>>

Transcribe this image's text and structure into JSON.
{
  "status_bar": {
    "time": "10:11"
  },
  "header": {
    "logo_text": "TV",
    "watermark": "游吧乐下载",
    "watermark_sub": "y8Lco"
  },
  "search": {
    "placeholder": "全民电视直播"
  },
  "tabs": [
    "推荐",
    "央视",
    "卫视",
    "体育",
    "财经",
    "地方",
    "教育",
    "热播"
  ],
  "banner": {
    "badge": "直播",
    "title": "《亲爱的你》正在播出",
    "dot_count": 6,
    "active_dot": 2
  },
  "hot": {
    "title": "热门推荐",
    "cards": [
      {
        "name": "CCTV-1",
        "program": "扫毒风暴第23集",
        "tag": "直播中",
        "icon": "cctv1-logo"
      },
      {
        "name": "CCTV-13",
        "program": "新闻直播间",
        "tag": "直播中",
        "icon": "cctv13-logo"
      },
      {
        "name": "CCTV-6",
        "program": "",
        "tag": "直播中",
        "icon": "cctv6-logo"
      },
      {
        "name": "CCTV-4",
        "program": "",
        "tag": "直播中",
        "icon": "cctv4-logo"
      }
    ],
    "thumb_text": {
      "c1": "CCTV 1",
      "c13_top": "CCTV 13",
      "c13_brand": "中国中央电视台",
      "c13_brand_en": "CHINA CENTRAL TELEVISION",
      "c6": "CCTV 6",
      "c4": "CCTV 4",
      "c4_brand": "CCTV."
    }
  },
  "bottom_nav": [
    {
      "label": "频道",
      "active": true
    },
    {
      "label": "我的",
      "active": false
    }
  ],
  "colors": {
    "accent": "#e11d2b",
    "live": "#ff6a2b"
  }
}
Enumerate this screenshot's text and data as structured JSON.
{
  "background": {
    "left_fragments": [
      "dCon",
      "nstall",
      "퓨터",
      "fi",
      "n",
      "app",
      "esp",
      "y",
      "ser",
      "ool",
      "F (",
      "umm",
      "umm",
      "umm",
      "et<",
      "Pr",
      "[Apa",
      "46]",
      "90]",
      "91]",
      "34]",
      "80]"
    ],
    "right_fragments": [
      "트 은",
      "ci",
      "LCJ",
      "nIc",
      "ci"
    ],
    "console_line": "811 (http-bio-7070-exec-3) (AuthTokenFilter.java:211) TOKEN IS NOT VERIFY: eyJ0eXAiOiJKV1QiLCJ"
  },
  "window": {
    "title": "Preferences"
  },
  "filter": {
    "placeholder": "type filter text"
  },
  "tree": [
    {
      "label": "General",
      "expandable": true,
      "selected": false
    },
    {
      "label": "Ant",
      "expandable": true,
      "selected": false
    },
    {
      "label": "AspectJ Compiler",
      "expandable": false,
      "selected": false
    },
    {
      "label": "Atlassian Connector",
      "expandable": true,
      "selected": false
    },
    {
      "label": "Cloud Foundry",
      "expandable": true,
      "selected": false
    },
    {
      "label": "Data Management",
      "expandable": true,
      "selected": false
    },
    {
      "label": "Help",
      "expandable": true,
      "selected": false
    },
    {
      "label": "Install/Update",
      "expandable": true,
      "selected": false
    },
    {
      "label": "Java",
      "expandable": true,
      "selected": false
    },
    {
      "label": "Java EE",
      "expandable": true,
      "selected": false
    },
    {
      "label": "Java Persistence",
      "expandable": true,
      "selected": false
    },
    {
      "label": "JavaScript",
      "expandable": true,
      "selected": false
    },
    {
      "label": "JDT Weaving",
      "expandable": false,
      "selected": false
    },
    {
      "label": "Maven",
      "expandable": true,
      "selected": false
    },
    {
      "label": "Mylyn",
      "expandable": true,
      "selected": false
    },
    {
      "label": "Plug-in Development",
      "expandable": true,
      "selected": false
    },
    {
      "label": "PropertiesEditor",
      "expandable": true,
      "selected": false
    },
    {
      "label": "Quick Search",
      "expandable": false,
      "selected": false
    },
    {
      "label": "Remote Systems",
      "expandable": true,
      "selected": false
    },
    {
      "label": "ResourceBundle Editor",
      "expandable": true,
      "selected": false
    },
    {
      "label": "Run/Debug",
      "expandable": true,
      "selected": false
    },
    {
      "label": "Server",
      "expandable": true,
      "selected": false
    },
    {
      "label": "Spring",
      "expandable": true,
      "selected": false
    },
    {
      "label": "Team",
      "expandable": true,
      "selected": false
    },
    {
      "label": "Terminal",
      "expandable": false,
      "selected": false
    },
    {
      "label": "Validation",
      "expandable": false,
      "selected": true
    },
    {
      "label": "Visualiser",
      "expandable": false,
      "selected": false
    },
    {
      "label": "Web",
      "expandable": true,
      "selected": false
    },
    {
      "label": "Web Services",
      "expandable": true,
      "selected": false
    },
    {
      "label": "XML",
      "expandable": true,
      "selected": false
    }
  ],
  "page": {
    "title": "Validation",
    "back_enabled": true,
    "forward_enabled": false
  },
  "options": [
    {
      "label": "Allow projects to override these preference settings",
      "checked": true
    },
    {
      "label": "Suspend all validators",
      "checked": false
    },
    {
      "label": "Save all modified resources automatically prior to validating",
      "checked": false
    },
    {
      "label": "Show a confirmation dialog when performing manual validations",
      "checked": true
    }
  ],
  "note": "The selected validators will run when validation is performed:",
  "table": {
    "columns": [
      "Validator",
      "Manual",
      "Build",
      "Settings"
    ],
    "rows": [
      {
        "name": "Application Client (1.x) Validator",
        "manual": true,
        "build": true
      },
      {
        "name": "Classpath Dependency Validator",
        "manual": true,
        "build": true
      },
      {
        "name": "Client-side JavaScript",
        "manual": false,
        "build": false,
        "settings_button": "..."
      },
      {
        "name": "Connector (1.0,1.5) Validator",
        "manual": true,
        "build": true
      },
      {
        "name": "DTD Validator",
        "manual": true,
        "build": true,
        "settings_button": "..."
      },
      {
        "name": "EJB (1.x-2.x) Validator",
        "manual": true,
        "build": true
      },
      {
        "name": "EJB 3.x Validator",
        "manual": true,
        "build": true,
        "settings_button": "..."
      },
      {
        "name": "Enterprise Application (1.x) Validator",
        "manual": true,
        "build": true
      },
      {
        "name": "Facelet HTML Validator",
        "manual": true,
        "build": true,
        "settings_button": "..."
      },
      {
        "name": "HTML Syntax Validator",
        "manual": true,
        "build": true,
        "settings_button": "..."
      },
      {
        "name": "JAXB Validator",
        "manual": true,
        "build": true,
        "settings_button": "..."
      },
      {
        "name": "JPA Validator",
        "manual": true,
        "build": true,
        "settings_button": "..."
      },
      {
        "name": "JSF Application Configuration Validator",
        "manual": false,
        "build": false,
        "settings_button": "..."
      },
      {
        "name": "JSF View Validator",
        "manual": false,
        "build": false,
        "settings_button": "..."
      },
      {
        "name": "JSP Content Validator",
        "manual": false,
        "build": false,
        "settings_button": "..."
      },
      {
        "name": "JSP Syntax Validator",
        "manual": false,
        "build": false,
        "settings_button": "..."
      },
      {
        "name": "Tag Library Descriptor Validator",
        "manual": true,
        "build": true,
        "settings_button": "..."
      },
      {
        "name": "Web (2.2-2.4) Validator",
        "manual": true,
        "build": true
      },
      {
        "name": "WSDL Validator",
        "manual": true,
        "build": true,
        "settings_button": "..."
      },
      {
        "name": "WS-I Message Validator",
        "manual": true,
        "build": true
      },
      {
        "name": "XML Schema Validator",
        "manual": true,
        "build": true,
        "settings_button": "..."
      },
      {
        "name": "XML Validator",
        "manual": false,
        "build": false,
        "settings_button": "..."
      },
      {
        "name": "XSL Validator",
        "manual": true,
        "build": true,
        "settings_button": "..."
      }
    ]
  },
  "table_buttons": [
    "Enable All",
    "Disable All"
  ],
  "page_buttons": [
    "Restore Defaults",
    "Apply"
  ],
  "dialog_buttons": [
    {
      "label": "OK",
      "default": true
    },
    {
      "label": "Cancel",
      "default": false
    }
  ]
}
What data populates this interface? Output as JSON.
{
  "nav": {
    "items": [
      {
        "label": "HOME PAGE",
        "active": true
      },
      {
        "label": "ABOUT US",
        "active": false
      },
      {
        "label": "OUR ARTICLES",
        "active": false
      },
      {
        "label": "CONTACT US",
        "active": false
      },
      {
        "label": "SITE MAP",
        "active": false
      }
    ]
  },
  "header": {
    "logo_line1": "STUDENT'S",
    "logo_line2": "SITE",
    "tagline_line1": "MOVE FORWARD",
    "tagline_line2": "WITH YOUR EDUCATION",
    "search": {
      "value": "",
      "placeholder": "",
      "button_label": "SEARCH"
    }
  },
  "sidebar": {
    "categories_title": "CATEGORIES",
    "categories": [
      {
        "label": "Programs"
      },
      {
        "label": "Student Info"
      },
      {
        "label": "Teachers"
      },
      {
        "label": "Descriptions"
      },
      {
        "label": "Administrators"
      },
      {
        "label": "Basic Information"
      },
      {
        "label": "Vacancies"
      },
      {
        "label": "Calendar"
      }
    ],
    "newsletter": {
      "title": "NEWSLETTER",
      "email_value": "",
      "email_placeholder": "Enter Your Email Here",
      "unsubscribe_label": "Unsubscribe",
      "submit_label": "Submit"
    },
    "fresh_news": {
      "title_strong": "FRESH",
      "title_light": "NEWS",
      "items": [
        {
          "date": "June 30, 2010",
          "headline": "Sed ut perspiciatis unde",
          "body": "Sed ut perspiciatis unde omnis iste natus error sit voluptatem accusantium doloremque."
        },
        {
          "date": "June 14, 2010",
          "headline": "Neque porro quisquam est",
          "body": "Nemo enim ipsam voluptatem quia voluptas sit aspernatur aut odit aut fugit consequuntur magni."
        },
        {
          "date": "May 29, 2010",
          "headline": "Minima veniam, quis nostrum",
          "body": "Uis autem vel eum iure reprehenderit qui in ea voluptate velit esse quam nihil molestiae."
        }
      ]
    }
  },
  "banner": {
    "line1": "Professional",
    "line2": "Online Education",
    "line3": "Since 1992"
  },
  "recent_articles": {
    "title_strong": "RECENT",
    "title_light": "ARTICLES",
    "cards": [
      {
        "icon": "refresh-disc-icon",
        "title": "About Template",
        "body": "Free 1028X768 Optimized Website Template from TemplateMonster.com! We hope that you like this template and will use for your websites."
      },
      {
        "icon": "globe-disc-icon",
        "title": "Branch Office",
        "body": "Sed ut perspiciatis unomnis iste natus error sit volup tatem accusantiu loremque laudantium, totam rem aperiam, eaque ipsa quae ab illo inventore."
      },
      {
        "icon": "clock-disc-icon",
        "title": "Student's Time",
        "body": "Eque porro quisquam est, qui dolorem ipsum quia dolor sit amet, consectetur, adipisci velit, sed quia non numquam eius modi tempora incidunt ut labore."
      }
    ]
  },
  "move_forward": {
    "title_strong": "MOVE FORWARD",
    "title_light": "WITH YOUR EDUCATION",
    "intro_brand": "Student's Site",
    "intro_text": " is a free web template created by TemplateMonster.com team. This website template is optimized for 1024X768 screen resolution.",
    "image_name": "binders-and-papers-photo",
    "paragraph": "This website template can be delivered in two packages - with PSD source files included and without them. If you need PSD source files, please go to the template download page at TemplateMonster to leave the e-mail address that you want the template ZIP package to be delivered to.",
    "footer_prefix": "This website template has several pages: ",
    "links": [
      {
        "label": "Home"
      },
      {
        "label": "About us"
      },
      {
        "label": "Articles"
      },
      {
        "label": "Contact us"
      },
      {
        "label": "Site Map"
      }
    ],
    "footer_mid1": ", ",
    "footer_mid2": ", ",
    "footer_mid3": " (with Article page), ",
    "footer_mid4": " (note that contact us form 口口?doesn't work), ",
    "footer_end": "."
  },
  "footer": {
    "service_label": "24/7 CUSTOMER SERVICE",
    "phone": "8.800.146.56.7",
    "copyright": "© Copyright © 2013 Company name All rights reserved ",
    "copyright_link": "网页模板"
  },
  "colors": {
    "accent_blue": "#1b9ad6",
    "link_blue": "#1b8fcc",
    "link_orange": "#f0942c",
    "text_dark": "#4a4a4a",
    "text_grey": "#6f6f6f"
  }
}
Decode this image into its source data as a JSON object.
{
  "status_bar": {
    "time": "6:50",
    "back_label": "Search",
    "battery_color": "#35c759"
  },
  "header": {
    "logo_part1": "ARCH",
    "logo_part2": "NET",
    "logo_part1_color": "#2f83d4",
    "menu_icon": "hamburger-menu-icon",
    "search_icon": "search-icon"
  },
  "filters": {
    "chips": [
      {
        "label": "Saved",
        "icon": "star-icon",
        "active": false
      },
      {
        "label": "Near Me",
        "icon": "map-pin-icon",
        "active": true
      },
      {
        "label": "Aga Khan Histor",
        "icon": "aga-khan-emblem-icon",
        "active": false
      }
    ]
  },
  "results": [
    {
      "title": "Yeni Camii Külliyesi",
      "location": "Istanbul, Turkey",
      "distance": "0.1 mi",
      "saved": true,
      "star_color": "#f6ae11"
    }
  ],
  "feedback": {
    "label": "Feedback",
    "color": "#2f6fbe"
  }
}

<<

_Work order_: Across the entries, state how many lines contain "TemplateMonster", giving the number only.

_Task answer_: 3